Young Generation : It is place where lived for short period and divided into two spaces:
- Eden(Adam and Eve first lived) Space : When object created using new keyword memory allocated
on this space.
- Survivor Space : This is the pool which contains objects which have
survived after java garbage collection from Eden space.
Old Generation : This pool basically contains tenured and virtual
(reserved) space and will be holding those objects which survived
after garbage collection from Young Generation.
- Tenured Space: This memory pool contains objects which survived after multiple garbage collection means object which survived after garbage collection from Survivor space.
Permanent Generation : This memory pool as name also says contain permanent class metadata and descriptors information so PermGen space always reserved for classes and those that is tied to the classes for example static members.
Java8 Update: PermGen is replaced with Metaspace which is very similar.
Main difference is that Metaspace re-sizes dynamically i.e., It can expand at runtime.
Java Metaspace space: unbounded (default)
Code Cache (Virtual or reserved) : If you are using HotSpot Java VM this includes code cache area that containing memory which will be used for compilation and storage of native code.
What is the young generation?
The Young Generation is where all new objects are allocated and aged. When the young generation fills up, this causes a minor garbage collection. A young generation full of dead objects is collected very quickly. Some survived objects are aged and eventually move to the old generation.
What is the old generation?
The Old Generation is used to store long surviving objects. Typically, a threshold is set for young generation object and when that age is met, the object gets moved to the old generation. Eventually the old generation needs to be collected. This event is called a major garbage collection
What is the permanent generation?
The Permanent generation contains metadata required by the JVM to describe the classes and methods used in the application. The permanent generation is populated by the JVM at runtime based on classes in use by the application.
PermGen has been replaced with Metaspace since Java 8 release.
PermSize & MaxPermSize parameters will be ignored now
How does the three generations interact/relate to each other?
Image source & oracle technetwork tutorial article: http://www.oracle.com/webfolder/technetwork/tutorials/obe/java/gc01/index.html
“The General Garbage Collection Process” in above article explains the interactions between them with many diagrams.
Have a look at summary diagram:
The Java virtual machine is organized into three generations: a young generation, an old generation, and a permanent generation. Most objects are initially allocated in the young generation. The old generation contains objects that have survived some number of young generation collections, as well as some large objects that may be allocated directly in the old generation. The permanent generation holds objects that the JVM finds convenient to have the garbage collector manage, such as objects describing classes and methods, as well as the classes and methods themselves.
Memory in SunHotSpot JVM is organized into three generations: young generation, old generation and permanent generation.
- Young Generation : the newly created objects are allocated to the young gen.
- Old Generation : If the new object requests for a larger heap space, it gets allocated directly into the old gen. Also objects which have survived a few GC cycles gets promoted to the old gen i.e long lived objects house in old gen.

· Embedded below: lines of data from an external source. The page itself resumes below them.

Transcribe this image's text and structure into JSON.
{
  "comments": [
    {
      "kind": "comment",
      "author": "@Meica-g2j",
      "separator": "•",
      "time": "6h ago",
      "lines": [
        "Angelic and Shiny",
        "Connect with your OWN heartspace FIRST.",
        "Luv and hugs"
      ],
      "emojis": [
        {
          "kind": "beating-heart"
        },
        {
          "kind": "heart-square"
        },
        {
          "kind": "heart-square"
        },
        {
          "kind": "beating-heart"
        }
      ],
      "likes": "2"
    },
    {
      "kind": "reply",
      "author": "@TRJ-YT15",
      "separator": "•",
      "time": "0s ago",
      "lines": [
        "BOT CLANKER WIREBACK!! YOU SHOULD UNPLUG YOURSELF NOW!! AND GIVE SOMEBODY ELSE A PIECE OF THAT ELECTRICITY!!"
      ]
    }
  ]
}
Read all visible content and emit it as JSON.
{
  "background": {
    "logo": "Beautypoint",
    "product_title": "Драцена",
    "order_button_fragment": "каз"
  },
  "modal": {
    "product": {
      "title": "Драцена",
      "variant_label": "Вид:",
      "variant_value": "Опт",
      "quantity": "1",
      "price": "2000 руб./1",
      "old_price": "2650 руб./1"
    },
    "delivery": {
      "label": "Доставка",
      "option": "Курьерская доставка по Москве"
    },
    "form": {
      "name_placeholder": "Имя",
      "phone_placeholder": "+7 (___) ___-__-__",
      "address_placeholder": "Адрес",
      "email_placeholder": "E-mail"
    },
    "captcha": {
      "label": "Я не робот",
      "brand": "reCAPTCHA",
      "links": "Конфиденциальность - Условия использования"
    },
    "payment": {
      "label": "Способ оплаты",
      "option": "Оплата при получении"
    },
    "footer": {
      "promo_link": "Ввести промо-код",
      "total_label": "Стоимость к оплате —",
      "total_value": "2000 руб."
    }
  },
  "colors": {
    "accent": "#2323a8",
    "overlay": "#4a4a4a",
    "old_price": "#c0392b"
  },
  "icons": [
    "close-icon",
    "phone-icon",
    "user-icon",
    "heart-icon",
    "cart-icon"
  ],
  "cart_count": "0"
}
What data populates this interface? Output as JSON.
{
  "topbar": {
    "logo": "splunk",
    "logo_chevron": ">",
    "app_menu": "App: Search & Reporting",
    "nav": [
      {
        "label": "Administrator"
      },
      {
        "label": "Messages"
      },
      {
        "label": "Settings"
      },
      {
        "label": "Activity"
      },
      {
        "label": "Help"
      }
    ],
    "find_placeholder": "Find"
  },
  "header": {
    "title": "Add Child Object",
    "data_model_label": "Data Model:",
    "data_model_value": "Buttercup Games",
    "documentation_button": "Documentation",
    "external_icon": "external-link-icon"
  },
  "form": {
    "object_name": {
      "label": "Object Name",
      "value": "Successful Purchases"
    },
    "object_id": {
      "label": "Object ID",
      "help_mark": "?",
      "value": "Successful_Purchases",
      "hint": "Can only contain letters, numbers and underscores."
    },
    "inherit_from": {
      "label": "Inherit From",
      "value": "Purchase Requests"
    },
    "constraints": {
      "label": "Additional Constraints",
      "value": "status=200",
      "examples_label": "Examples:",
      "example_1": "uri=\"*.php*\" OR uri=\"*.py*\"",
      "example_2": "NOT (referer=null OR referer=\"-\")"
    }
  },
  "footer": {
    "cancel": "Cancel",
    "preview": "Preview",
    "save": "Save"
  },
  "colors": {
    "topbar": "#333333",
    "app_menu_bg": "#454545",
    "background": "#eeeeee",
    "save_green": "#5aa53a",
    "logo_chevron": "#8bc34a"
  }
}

- Permanent Generation : The permanent generation holds objects that the JVM finds convenient to have the garbage collector manage, such as objects describing classes and methods, as well as the classes and methods themselves.
FYI: The permanent gen is not considered a part of the Java heap.
How does the three generations interact/relate to each other?
Objects(except the large ones) are first allocated to the young generation. If an object remain alive after x no. of garbage collection cycles it gets promoted to the old/tenured gen. Hence we can say that the young gen contains the short lived objects while the old gen contains the objects having a long life. The permanent gen does not interact with the other two generations.